begin on July 1, 2006.
The maximum RRSP contribution limit for 2006 has also increased to $18,000
from $16,500 -- which is obviously well beyond the 2.2% indexation factor -- but
rather is based on the changes to the RRSP limits previously announced in the
2003 federal budget.
Other limits and thresholds are simply not indexed and, indeed, have not
changed in some time.
For example, the maximum contribution to a Registered Education Savings Plan
is still static at $4,000 per year per child (although only the first $2,000
attracts the grant) and the lifetime limit has been frozen at $42,000 since
Once again, this past fall, the Investment Funds Institute of Canada, in its
annual pre-budget submission to the House of Commons Standing Committee on
Finance, called for both increased annual and lifetime RESP limits.
The $1,000 pension income credit amount has also been frozen for many years,
leading Conservative leader Stephen Harper to make this an election issue by
announcing last month that, if elected, he would immediately double the pension
income amount to $2,000, gradually increasing to $2,500 in the next five years.
As is evident by the table below, some tax amounts have been increased beyond
the 2.2% indexation factor as a result of changes announced by the government in
the 2005 federal budget last February and the Economic and Fiscal Update last
For example, the basic personal amount, which was set to be $8,148 for 2005,

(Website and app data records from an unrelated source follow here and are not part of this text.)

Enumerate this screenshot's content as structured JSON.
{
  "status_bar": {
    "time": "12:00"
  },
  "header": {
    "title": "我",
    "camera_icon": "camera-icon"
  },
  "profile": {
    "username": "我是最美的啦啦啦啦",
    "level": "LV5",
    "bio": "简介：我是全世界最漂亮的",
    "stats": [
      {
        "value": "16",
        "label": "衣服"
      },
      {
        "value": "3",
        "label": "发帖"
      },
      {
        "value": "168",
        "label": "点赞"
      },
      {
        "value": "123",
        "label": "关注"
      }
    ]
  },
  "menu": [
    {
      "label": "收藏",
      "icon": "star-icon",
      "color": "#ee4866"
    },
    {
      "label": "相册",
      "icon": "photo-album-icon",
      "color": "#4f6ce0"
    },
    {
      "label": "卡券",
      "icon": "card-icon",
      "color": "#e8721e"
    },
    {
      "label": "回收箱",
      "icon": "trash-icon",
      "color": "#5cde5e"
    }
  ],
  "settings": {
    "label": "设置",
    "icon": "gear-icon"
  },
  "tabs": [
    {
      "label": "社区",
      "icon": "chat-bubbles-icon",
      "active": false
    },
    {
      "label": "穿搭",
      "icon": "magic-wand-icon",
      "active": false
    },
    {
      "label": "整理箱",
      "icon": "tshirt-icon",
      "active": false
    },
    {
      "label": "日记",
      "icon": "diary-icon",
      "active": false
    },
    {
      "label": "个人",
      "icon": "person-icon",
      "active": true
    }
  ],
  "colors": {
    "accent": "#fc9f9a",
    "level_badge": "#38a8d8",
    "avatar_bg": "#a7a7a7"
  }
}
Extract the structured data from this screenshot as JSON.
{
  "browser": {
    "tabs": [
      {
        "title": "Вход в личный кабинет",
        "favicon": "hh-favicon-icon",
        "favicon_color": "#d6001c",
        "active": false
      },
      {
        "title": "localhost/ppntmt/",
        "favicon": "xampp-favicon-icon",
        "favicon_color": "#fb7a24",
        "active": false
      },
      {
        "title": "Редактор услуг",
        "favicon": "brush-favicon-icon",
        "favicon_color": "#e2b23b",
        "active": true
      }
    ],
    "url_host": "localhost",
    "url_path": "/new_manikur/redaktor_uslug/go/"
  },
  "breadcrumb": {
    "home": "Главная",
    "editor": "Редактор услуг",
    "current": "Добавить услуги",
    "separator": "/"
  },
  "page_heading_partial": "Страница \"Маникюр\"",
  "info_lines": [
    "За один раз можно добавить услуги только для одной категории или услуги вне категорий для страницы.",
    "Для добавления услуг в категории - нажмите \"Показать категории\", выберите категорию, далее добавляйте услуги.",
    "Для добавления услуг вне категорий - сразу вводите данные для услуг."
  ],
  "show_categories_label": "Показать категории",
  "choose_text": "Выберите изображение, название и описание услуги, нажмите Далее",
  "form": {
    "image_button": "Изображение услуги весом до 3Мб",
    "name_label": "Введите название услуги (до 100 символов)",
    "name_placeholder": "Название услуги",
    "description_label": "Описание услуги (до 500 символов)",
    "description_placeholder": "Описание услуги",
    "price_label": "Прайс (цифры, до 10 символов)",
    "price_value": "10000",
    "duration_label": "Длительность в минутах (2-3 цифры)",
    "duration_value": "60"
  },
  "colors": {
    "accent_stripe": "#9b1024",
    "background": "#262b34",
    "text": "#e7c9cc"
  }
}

was increased by $500 for 2005 and a further $200 in 2006, plus indexing.
Similarly, the spouse or common-law partner amount, formerly $6,919 in 2005,
was increased by $425 in 2005 and a further $170 in 2006, plus indexing.
These amounts are then multiplied by 15% to arrive at the actual federal tax
credits that directly reduce federal taxes payable.
Finally, the new federal tax brackets appear in the table shown.
TAX HORROR STORIES:
Have you ever had a tax refund denied, have you been audited or generally
harassed by Canada Revenue Agency? If so, we would like to hear from you for a
special tax planning section.
GRAPHIC: Table: Aim Trimark Investments, National Post; CREDITS, BRACKETS
GROWING: Selected personal amounts, Federal tax brackets for 2006: (See print
copy for complete table.)